* Exercise *
The answer must consist of every line in the records that contains the word "JSON".

BEGIN Source material

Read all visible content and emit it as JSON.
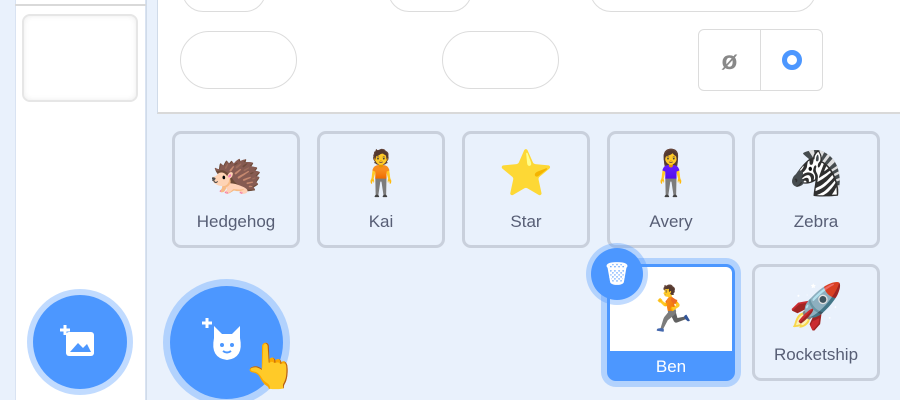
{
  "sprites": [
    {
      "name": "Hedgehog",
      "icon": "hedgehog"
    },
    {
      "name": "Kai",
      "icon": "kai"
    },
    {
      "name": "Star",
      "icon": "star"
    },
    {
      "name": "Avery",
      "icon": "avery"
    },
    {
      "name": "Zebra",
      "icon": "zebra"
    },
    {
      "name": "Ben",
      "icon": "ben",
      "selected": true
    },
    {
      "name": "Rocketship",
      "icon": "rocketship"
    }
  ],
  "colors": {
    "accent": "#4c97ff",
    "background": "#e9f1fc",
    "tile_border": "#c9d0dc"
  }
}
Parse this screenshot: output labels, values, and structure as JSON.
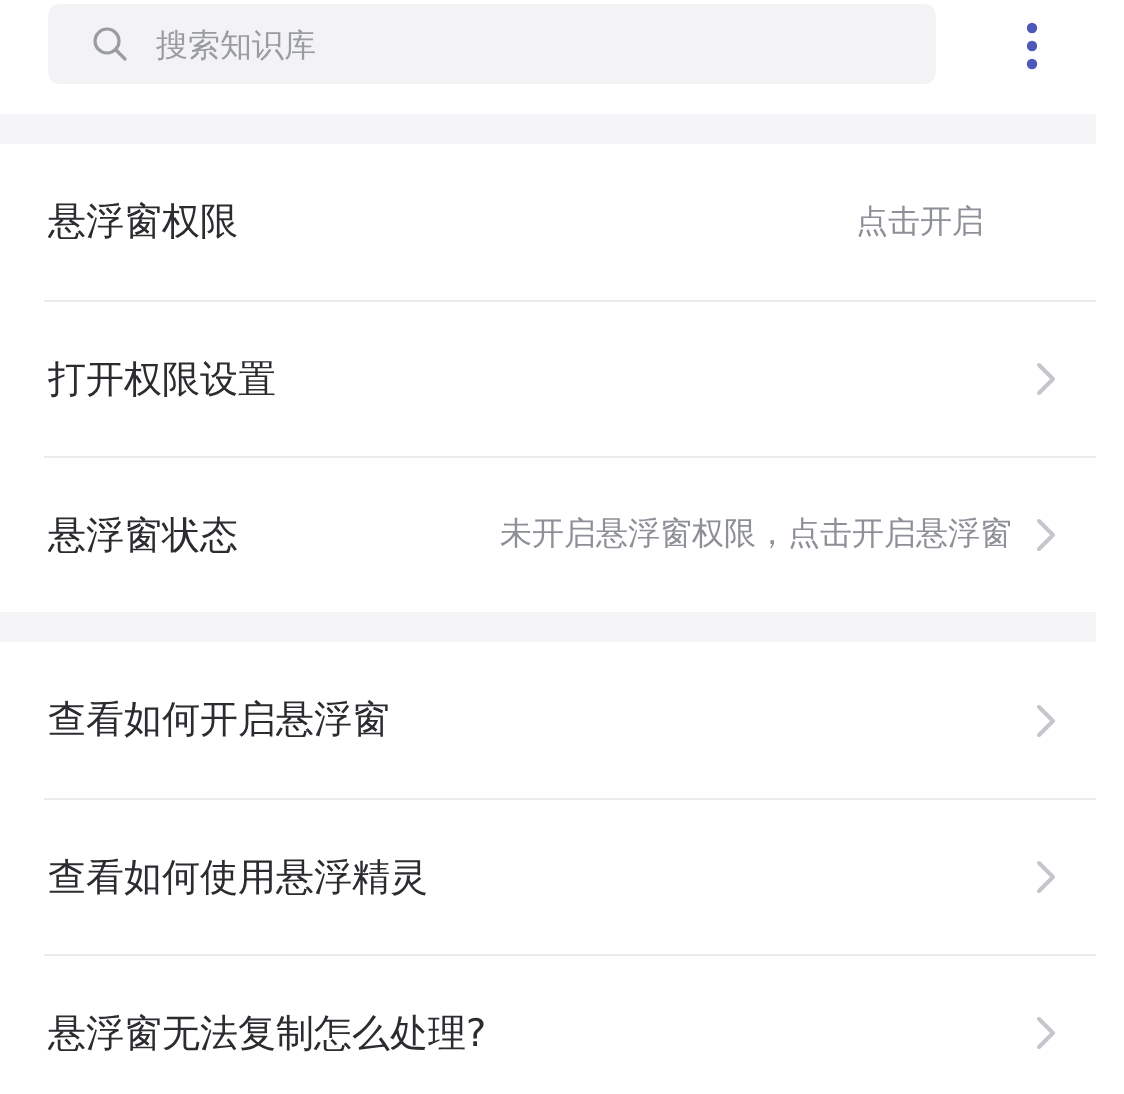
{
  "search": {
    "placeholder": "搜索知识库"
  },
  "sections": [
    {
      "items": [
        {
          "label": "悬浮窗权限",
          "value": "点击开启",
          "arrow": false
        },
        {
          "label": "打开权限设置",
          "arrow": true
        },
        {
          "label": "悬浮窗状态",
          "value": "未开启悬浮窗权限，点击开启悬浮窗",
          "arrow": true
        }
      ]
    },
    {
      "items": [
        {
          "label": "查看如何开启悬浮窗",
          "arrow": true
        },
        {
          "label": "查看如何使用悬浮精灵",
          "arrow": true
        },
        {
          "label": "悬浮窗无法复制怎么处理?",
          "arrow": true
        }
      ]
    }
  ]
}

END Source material

* Problem solution *
Read all visible content and emit it as JSON.
Parse this screenshot: output labels, values, and structure as JSON.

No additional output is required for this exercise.